Exercise requirements: Copy each line of the entries beneath that contains the word "JSON".
──────────
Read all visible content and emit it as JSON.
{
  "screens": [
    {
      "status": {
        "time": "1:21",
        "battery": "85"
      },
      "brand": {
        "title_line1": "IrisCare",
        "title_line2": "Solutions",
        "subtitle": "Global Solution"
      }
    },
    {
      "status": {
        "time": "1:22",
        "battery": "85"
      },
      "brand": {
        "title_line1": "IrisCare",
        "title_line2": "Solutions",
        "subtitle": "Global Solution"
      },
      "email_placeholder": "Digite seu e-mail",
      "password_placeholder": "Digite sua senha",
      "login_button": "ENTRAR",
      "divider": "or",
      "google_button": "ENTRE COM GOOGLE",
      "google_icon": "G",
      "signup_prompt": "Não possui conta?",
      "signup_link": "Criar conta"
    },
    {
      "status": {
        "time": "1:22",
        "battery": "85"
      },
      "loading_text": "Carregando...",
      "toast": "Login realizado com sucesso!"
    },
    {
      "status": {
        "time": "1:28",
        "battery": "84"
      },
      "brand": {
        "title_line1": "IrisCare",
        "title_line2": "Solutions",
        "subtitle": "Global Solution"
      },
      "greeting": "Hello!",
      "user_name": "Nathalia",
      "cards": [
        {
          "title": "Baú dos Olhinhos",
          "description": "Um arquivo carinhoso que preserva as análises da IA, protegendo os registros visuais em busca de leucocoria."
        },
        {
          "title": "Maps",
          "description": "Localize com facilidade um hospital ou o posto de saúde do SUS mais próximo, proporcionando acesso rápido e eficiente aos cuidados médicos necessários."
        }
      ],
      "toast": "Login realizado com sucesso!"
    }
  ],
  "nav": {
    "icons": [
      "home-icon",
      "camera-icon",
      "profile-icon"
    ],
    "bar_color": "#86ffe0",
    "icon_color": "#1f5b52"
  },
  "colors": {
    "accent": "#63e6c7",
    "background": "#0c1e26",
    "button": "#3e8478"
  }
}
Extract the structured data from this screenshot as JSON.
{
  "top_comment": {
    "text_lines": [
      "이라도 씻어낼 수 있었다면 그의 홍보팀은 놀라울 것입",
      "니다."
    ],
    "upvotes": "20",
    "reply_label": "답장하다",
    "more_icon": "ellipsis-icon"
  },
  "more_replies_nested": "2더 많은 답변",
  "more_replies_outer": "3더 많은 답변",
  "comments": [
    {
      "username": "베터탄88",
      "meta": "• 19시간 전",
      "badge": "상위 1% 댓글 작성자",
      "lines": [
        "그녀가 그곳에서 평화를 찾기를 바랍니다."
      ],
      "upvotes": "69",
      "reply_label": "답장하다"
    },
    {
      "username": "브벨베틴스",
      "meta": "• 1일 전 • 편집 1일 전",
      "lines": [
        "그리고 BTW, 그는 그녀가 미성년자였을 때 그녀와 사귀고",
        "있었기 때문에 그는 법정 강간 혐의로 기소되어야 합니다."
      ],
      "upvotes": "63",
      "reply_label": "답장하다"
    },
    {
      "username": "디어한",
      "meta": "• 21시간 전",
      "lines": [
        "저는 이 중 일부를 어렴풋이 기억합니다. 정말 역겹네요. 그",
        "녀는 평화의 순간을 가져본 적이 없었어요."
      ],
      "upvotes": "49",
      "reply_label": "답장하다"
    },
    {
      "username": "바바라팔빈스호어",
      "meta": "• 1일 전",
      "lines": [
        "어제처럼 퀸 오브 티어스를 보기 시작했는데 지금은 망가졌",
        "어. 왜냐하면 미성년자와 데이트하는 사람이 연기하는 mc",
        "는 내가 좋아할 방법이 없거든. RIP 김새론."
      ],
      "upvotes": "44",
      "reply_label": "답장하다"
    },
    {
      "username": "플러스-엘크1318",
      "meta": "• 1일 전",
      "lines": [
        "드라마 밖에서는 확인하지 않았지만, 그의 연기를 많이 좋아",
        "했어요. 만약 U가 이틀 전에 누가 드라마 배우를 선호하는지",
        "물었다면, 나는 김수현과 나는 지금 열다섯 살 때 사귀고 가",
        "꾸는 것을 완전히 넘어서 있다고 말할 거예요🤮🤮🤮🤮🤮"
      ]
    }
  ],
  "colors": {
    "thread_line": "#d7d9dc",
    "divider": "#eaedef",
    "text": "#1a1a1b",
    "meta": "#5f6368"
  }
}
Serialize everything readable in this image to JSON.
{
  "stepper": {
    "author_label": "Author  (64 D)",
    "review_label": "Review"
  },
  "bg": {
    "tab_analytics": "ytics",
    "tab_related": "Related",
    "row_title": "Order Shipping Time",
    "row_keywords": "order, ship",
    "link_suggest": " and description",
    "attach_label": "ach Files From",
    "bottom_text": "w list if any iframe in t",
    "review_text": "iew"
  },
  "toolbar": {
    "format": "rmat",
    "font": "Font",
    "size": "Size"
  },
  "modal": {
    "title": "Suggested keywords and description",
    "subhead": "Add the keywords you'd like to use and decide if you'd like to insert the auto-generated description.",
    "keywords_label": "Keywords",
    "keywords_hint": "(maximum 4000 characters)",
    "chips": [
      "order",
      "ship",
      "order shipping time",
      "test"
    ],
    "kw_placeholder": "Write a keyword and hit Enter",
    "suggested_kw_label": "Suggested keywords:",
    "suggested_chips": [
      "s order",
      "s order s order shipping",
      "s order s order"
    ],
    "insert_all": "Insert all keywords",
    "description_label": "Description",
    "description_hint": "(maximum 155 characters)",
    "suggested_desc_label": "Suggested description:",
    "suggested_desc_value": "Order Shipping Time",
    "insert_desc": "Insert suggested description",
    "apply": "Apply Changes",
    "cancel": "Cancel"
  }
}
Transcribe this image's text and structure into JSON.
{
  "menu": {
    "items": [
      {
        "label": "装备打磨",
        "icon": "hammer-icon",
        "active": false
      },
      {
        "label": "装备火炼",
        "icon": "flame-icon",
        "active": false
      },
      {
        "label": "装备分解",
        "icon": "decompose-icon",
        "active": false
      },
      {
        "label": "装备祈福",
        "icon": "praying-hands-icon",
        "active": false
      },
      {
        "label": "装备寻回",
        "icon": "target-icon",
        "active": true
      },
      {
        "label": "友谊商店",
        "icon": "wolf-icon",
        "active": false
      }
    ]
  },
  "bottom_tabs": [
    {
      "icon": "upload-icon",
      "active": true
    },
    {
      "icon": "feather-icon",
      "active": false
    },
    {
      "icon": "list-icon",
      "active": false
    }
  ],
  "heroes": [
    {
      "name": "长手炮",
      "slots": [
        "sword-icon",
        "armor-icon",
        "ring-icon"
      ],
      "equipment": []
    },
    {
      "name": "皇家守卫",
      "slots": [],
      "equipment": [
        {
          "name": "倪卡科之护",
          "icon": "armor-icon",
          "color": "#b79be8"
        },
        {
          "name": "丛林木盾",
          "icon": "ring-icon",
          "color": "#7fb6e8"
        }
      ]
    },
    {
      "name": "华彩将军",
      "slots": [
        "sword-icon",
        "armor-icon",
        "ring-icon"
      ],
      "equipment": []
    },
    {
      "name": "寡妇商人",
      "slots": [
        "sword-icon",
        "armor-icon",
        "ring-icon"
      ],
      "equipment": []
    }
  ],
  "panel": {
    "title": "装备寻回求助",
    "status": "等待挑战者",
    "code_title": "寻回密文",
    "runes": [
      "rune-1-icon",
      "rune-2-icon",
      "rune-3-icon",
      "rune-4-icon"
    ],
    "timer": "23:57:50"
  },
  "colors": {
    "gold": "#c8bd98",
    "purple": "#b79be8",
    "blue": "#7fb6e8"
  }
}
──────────
Exercise response:
Read all visible content and emit it as JSON.
Extract the structured data from this screenshot as JSON.
Serialize everything readable in this image to JSON.
Transcribe this image's text and structure into JSON.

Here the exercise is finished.